    d[y] = δ(s, y) = δ(s, u) = d[u].

    Consequently, d[u] = δ(s, u), which contradicts our choice of u. We conclude that d[u] = δ(s, u) when u is added to S, and that this equality is maintained at all times thereafter.

  • Termination: At termination, Q = Ø which, along with our earlier invariant that Q = V - S, implies that S = V. Thus, d[u] = δ(s, u) for all vertices u V.


How fast is Dijkstra's algorithm? It maintains the min-priority queue Q by calling three priority-queue operations: INSERT (implicit in line 3), EXTRACT-MIN (line 5), and DECREASE-KEY (implicit in RELAX, which is called in line 8). INSERT is invoked once per vertex, as is EXTRACT-MIN. Because each vertex v V is added to set S exactly once, each edge in the adjacency list Adj[v] is examined in the for loop of lines 7-8 exactly once during the course of the algorithm. Since the total number of edges in all the adjacency lists is |E|, there are a total of |E| iterations of this for loop, and thus a total of at most |E| DECREASE-KEY operations. (Observe once again that we are using aggregate analysis.)
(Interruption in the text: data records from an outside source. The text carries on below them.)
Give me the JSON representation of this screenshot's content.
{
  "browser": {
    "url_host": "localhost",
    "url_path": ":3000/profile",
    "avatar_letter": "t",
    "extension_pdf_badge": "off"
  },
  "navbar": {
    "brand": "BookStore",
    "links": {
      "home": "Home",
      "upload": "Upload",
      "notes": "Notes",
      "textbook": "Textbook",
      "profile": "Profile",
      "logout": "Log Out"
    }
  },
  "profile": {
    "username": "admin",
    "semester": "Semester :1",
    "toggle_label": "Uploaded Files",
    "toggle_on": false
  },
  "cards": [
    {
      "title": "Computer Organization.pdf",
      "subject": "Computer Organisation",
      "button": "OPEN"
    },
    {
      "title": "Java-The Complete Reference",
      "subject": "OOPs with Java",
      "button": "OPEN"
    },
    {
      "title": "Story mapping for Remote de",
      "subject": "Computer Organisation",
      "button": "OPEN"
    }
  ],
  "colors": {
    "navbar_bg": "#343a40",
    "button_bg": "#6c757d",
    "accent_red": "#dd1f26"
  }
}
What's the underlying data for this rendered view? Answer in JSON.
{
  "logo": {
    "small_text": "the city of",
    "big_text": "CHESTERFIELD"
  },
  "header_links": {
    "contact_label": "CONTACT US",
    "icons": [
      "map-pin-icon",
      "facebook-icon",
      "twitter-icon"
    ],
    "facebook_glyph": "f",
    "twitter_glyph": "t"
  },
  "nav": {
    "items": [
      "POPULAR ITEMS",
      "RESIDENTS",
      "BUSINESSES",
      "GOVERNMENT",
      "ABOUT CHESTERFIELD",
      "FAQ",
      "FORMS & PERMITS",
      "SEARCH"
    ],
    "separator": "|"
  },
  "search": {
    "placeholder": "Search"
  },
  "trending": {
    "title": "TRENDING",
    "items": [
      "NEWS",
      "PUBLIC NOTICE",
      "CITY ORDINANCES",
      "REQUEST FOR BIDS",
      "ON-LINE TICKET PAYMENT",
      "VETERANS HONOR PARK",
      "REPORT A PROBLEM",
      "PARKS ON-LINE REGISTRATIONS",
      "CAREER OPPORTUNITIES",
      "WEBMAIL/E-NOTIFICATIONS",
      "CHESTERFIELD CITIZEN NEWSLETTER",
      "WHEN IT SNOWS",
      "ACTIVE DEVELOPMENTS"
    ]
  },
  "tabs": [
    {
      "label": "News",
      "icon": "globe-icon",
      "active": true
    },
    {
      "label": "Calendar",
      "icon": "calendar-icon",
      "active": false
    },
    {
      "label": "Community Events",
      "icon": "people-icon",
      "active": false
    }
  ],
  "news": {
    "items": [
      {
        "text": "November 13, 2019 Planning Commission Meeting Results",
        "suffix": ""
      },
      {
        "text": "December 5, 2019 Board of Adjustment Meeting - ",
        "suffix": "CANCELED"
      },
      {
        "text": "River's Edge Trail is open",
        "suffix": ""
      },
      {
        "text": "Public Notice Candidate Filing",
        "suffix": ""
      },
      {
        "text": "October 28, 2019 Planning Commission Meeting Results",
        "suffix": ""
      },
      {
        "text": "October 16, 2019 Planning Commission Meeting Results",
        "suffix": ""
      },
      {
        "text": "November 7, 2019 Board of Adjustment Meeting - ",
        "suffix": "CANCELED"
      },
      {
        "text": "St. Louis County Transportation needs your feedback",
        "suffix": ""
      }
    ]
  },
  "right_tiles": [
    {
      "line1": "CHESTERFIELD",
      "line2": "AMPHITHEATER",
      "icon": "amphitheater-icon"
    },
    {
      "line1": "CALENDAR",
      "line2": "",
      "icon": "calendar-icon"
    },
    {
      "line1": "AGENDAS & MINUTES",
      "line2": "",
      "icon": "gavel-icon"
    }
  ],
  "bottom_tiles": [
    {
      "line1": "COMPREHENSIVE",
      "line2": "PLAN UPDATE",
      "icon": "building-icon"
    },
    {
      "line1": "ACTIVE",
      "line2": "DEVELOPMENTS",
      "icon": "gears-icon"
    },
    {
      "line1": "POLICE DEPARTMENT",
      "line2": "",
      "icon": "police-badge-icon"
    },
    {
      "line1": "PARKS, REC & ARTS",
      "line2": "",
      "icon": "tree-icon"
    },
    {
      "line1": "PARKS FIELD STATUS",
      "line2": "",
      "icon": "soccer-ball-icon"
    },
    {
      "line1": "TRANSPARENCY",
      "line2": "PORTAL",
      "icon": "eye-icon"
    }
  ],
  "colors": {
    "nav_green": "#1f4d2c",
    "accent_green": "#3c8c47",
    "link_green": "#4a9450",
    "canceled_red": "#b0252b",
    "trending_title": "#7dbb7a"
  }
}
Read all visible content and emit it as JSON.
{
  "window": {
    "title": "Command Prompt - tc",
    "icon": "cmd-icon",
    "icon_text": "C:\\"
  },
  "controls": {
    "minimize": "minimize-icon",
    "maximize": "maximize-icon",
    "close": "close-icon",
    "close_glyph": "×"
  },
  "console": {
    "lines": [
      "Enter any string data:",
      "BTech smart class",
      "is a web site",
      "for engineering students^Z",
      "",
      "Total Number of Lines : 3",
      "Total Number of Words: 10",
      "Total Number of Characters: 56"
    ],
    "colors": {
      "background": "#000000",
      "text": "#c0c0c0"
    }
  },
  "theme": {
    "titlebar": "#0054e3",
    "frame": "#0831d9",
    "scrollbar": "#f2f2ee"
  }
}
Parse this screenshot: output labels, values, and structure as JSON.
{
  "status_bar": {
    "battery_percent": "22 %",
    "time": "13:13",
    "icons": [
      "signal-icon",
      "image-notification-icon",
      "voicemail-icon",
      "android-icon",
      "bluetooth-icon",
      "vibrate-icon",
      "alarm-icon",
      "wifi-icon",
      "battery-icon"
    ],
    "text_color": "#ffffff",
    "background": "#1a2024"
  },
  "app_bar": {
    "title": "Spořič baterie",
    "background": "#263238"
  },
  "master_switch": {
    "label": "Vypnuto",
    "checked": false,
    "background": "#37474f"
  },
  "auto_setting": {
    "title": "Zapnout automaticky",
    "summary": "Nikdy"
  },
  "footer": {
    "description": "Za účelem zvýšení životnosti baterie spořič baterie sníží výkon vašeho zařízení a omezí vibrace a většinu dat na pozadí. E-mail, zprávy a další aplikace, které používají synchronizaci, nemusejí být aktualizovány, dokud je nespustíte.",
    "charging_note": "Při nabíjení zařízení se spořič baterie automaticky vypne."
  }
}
The running time of Dijkstra's algorithm depends on how the min-priority queue is implemented. Consider first the case in which we maintain the min-priority queue by taking advantage of the vertices being numbered 1 to |V|. We simply store d[v] in the vth entry of an array. Each INSERT and DECREASE-KEY operation takes O(1) time, and each EXTRACT-MIN operation takes O(V) time (since we have to search through the entire array), for a total time of O(V2 E) = O(V2).

If the graph is sufficiently sparse-in particular, E = o(V2/ lg V)-it is practical to implement the min-priority queue with a binary min-heap. Each EXTRACT-MIN operation then takes time O(lg V). As before, there are |V| such operations. The time to build the binary min-heap is O(V). Each DECREASE-KEY operation takes time O(lg V), and there are still at most |E| such operations. The total running time is therefore O((V E) lg V), which is O(E lg V) if all vertices are reachable from the source. This running time is an improvement over the straightforward O(V2)-time implementation if E = o(V2/ lg V).

We can in fact achieve a running time of O(V lg V E) by implementing the min-priority queue with a Fibonacci heap. The amortized cost of each of the |V| EXTRACT-MIN operations is O(lg V), and each DECREASE-KEY call, of which there are at most |E|, takes only O(1) amortized time. Historically, the development of Fibonacci heaps was motivated by the observation that in Dijkstra's algorithm there are typically many more DECREASE-KEY calls than EXTRACT-MIN calls, so any method of reducing the amortized time of each DECREASE-KEY operation to o(lg V) without increasing the amortized time of EXTRACT-MIN would yield an asymptotically faster implementation than with binary heaps.

Dijkstra's algorithm bears some similarity to both breadth-first search and Prim's algorithm for computing minimum spanning trees. It is like breadth-first search in that set S corresponds to the set of black vertices in a breadth-first search; just as vertices in S have their final shortest-path weights, so do black vertices in a breadth-first search have their correct breadth-first distances. Dijkstra's algorithm is like Prim's algorithm in that both algorithms use a min-priority queue to find the "lightest" vertex outside a given set (the set S in Dijkstra's algorithm and the tree being grown in Prim's algorithm), add this vertex into the set, and adjust the weights of the remaining vertices outside the set accordingly.